Assembly of a Vacuum Flask System
- Two vacuum flasks, preferably plastic to avoid breakage
- Thick-walled plastic tubing
- Glass or plastic tubes
- Rubber Stoppers
Manufacturer's Part Number
Fisher Scientific Part Number
|Vacushield Vent Device, Pall Life Sciences||Part 4402|
|Whatman HEPA-vent Filter||6723-5000||0974479|
|Millipore Millex Vacuum Line Protection||
Image published with permission from Weill Cornell Medical School , Environmental Health and Safety Department
Aspirator bottles or suction flasks should be connected to overflow collection flasks containing an appropriate disinfectant ( A and B) and to an in-line HEPA (C) or equivalent filter before the vacuum line (D). Note that the glass or plastic tube should be placed into the solution in flask B to minimize aerosols.
If the flasks are located outside of a biosafety cabinet, use secondary containment ( bin or tray) to contain spills if flasks are knocked over or in the event of breakage.

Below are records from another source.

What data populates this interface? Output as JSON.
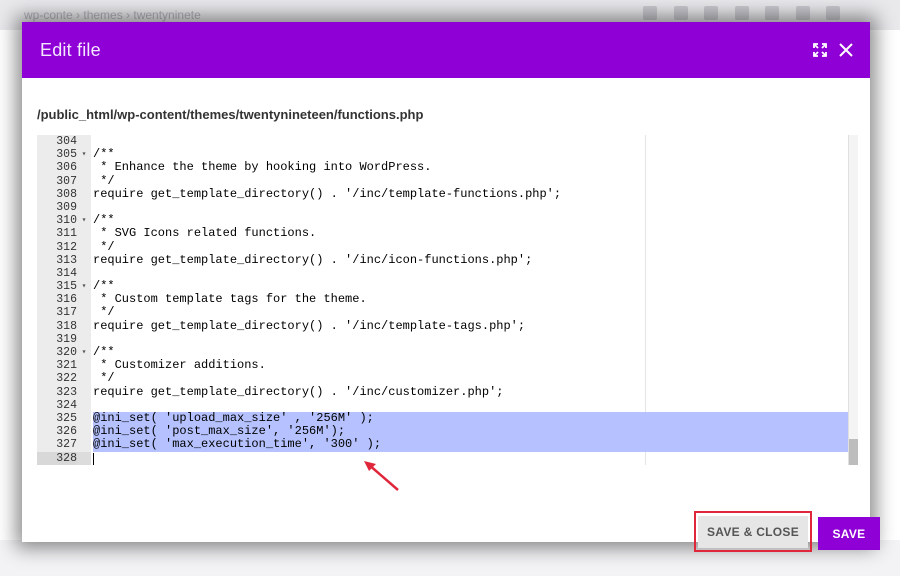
{
  "background": {
    "breadcrumb": "wp-conte  ›  themes  ›  twentyninete"
  },
  "modal": {
    "title": "Edit file",
    "icons": {
      "expand": "expand-icon",
      "close": "close-icon"
    },
    "file_path": "/public_html/wp-content/themes/twentynineteen/functions.php"
  },
  "editor": {
    "lines": [
      {
        "n": "304",
        "fold": false,
        "text": ""
      },
      {
        "n": "305",
        "fold": true,
        "text": "/**"
      },
      {
        "n": "306",
        "fold": false,
        "text": " * Enhance the theme by hooking into WordPress."
      },
      {
        "n": "307",
        "fold": false,
        "text": " */"
      },
      {
        "n": "308",
        "fold": false,
        "text": "require get_template_directory() . '/inc/template-functions.php';"
      },
      {
        "n": "309",
        "fold": false,
        "text": ""
      },
      {
        "n": "310",
        "fold": true,
        "text": "/**"
      },
      {
        "n": "311",
        "fold": false,
        "text": " * SVG Icons related functions."
      },
      {
        "n": "312",
        "fold": false,
        "text": " */"
      },
      {
        "n": "313",
        "fold": false,
        "text": "require get_template_directory() . '/inc/icon-functions.php';"
      },
      {
        "n": "314",
        "fold": false,
        "text": ""
      },
      {
        "n": "315",
        "fold": true,
        "text": "/**"
      },
      {
        "n": "316",
        "fold": false,
        "text": " * Custom template tags for the theme."
      },
      {
        "n": "317",
        "fold": false,
        "text": " */"
      },
      {
        "n": "318",
        "fold": false,
        "text": "require get_template_directory() . '/inc/template-tags.php';"
      },
      {
        "n": "319",
        "fold": false,
        "text": ""
      },
      {
        "n": "320",
        "fold": true,
        "text": "/**"
      },
      {
        "n": "321",
        "fold": false,
        "text": " * Customizer additions."
      },
      {
        "n": "322",
        "fold": false,
        "text": " */"
      },
      {
        "n": "323",
        "fold": false,
        "text": "require get_template_directory() . '/inc/customizer.php';"
      },
      {
        "n": "324",
        "fold": false,
        "text": ""
      },
      {
        "n": "325",
        "fold": false,
        "text": "@ini_set( 'upload_max_size' , '256M' );"
      },
      {
        "n": "326",
        "fold": false,
        "text": "@ini_set( 'post_max_size', '256M');"
      },
      {
        "n": "327",
        "fold": false,
        "text": "@ini_set( 'max_execution_time', '300' );"
      },
      {
        "n": "328",
        "fold": false,
        "text": ""
      }
    ],
    "selected_lines": [
      "325",
      "326",
      "327"
    ],
    "active_line": "328"
  },
  "buttons": {
    "save_close": "SAVE & CLOSE",
    "save": "SAVE"
  },
  "colors": {
    "accent": "#8f00d6",
    "highlight_box": "#e0263a",
    "selection": "#b5c2ff",
    "arrow": "#e0263a"
  }
}
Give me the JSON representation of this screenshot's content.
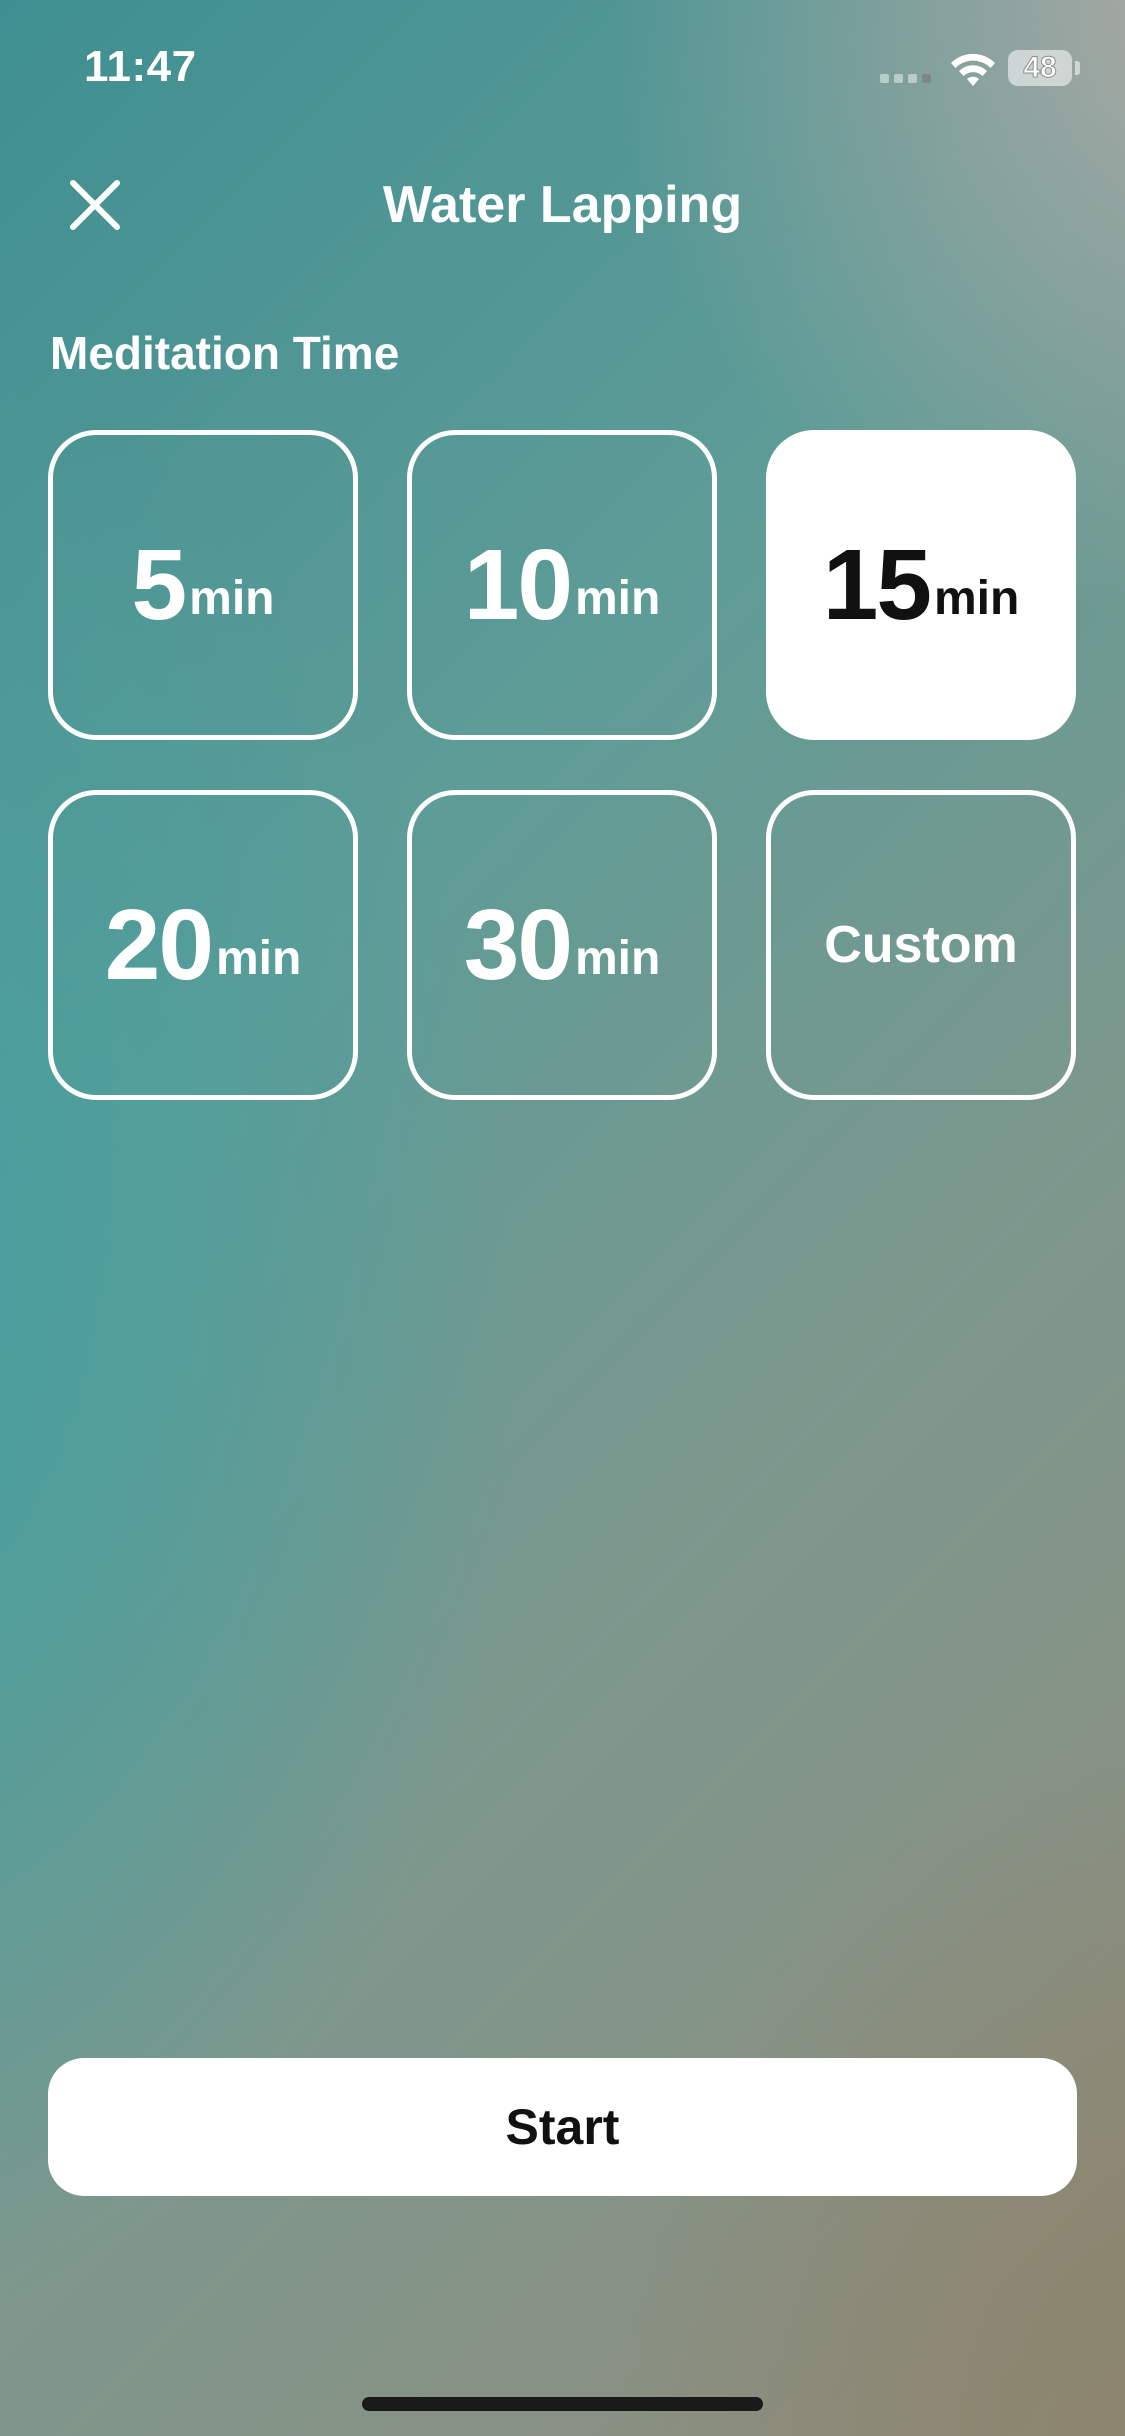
{
  "status_bar": {
    "time": "11:47",
    "battery": "48",
    "icons": [
      "signal-icon",
      "wifi-icon",
      "battery-icon"
    ]
  },
  "header": {
    "title": "Water Lapping",
    "close_icon": "close-icon"
  },
  "section": {
    "label": "Meditation Time"
  },
  "durations": [
    {
      "value": "5",
      "unit": "min",
      "selected": false
    },
    {
      "value": "10",
      "unit": "min",
      "selected": false
    },
    {
      "value": "15",
      "unit": "min",
      "selected": true
    },
    {
      "value": "20",
      "unit": "min",
      "selected": false
    },
    {
      "value": "30",
      "unit": "min",
      "selected": false
    }
  ],
  "custom_label": "Custom",
  "start_label": "Start",
  "colors": {
    "accent": "#ffffff",
    "selected_text": "#111111",
    "background_teal": "#4a9a98",
    "background_warm": "#8f8c7c"
  }
}
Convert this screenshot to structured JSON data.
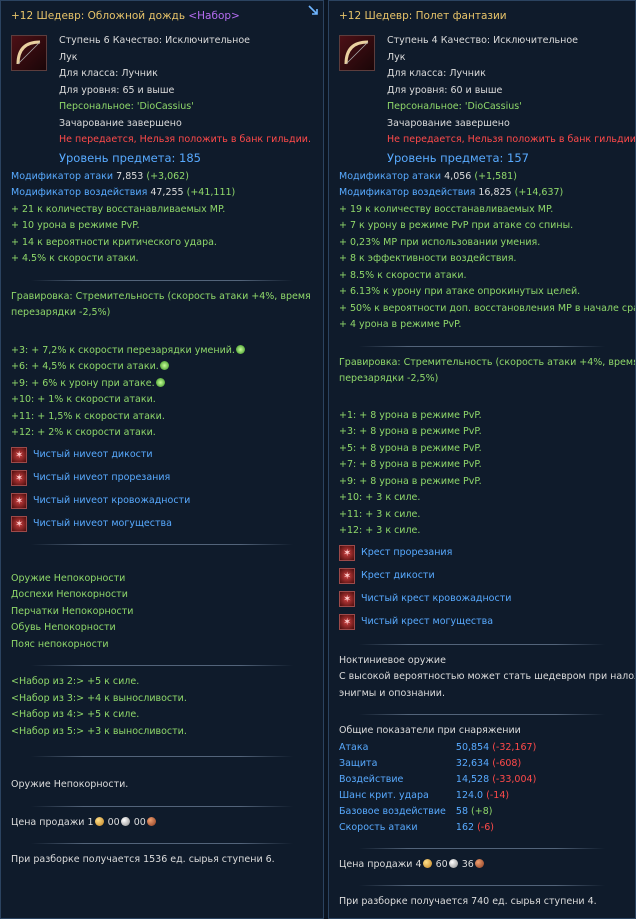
{
  "left": {
    "title_main": "+12 Шедевр: Обложной дождь",
    "title_set": "<Набор>",
    "icon": "bow-icon",
    "head": {
      "tier_quality": "Ступень 6 Качество: Исключительное",
      "type": "Лук",
      "class": "Для класса: Лучник",
      "level_req": "Для уровня: 65 и выше",
      "personal": "Персональное: 'DioCassius'",
      "enchant": "Зачарование завершено",
      "notrade": "Не передается, Нельзя положить в банк гильдии.",
      "item_level": "Уровень предмета: 185"
    },
    "mods": [
      {
        "label": "Модификатор атаки",
        "value": "7,853",
        "delta": "(+3,062)"
      },
      {
        "label": "Модификатор воздействия",
        "value": "47,255",
        "delta": "(+41,111)"
      }
    ],
    "bonuses": [
      "+ 21 к количеству восстанавливаемых MP.",
      "+ 10 урона в режиме PvP.",
      "+ 14 к вероятности критического удара.",
      "+ 4.5% к скорости атаки."
    ],
    "engraving": [
      "Гравировка: Стремительность (скорость атаки +4%, время",
      "перезарядки -2,5%)"
    ],
    "upgrade_bonuses": [
      {
        "text": "+3: + 7,2% к скорости перезарядки умений.",
        "icon": true
      },
      {
        "text": "+6: + 4,5% к скорости атаки.",
        "icon": true
      },
      {
        "text": "+9: + 6% к урону при атаке.",
        "icon": true
      },
      {
        "text": "+10: + 1% к скорости атаки.",
        "icon": false
      },
      {
        "text": "+11: + 1,5% к скорости атаки.",
        "icon": false
      },
      {
        "text": "+12: + 2% к скорости атаки.",
        "icon": false
      }
    ],
    "gems": [
      "Чистый ниveот дикости",
      "Чистый ниveот прорезания",
      "Чистый ниveот кровожадности",
      "Чистый ниveот могущества"
    ],
    "set_items": [
      "Оружие Непокорности",
      "Доспехи Непокорности",
      "Перчатки Непокорности",
      "Обувь Непокорности",
      "Пояс непокорности"
    ],
    "set_bonuses": [
      "<Набор из 2:> +5 к силе.",
      "<Набор из 3:> +4 к выносливости.",
      "<Набор из 4:> +5 к силе.",
      "<Набор из 5:> +3 к выносливости."
    ],
    "set_name": "Оружие Непокорности.",
    "price_label": "Цена продажи",
    "price": {
      "gold": "1",
      "silver": "00",
      "copper": "00"
    },
    "disassembly": "При разборке получается 1536 ед. сырья ступени 6."
  },
  "right": {
    "title_main": "+12 Шедевр: Полет фантазии",
    "icon": "bow-icon",
    "head": {
      "tier_quality": "Ступень 4 Качество: Исключительное",
      "type": "Лук",
      "class": "Для класса: Лучник",
      "level_req": "Для уровня: 60 и выше",
      "personal": "Персональное: 'DioCassius'",
      "enchant": "Зачарование завершено",
      "notrade": "Не передается, Нельзя положить в банк гильдии.",
      "item_level": "Уровень предмета: 157"
    },
    "mods": [
      {
        "label": "Модификатор атаки",
        "value": "4,056",
        "delta": "(+1,581)"
      },
      {
        "label": "Модификатор воздействия",
        "value": "16,825",
        "delta": "(+14,637)"
      }
    ],
    "bonuses": [
      "+ 19 к количеству восстанавливаемых MP.",
      "+ 7 к урону в режиме PvP при атаке со спины.",
      "+ 0,23% MP при использовании умения.",
      "+ 8 к эффективности воздействия.",
      "+ 8.5% к скорости атаки.",
      "+ 6.13% к урону при атаке опрокинутых целей.",
      "+ 50% к вероятности доп. восстановления MP в начале сражения.",
      "+ 4 урона в режиме PvP."
    ],
    "engraving": [
      "Гравировка: Стремительность (скорость атаки +4%, время",
      "перезарядки -2,5%)"
    ],
    "upgrade_bonuses": [
      "+1: + 8 урона в режиме PvP.",
      "+3: + 8 урона в режиме PvP.",
      "+5: + 8 урона в режиме PvP.",
      "+7: + 8 урона в режиме PvP.",
      "+9: + 8 урона в режиме PvP.",
      "+10: + 3 к силе.",
      "+11: + 3 к силе.",
      "+12: + 3 к силе."
    ],
    "gems": [
      "Крест прорезания",
      "Крест дикости",
      "Чистый крест кровожадности",
      "Чистый крест могущества"
    ],
    "nocturne_title": "Ноктиниевое оружие",
    "nocturne_desc": [
      "С высокой вероятностью может стать шедевром при наложении",
      "энигмы и опознании."
    ],
    "stats_title": "Общие показатели при снаряжении",
    "stats": [
      {
        "label": "Атака",
        "value": "50,854",
        "delta": "(-32,167)"
      },
      {
        "label": "Защита",
        "value": "32,634",
        "delta": "(-608)"
      },
      {
        "label": "Воздействие",
        "value": "14,528",
        "delta": "(-33,004)"
      },
      {
        "label": "Шанс крит. удара",
        "value": "124.0",
        "delta": "(-14)"
      },
      {
        "label": "Базовое воздействие",
        "value": "58",
        "delta": "(+8)"
      },
      {
        "label": "Скорость атаки",
        "value": "162",
        "delta": "(-6)"
      }
    ],
    "price_label": "Цена продажи",
    "price": {
      "gold": "4",
      "silver": "60",
      "copper": "36"
    },
    "disassembly": "При разборке получается 740 ед. сырья ступени 4."
  },
  "colors": {
    "title": "#e8c46a",
    "set_tag": "#b56cf0",
    "bonus_green": "#8fd86a",
    "stat_blue": "#58aaff",
    "warning_red": "#ff4a4a"
  }
}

Fill the Aspiration Vacuum Flask with a disinfectant. If using bleach, fill to about 10% of the flask’s volume. Keep in mind that when bleach and water are mixed together, the disinfectant qualities of bleach will degrade after 24 hours. You will need to add additional bleach prior to disposal. Do not use alcohol due to flammability and disposal concerns.
Disposal of flask fluid
When flask (A) is approximately 75% full, it is time to disinfect and dispose of the fluid. Add fresh bleach to achieve a 10% bleach solution. If using other disinfectants, such as Wescodyne ©, add fresh product to achieve manufacturer’s recommended concentration. Stir the fluid and let sit overnight or at least one hour. Dispose of the solution down the drain with plenty of cool water.
Change filter at least annually. Dispose of expired filters into the regulated medical waste receptacle.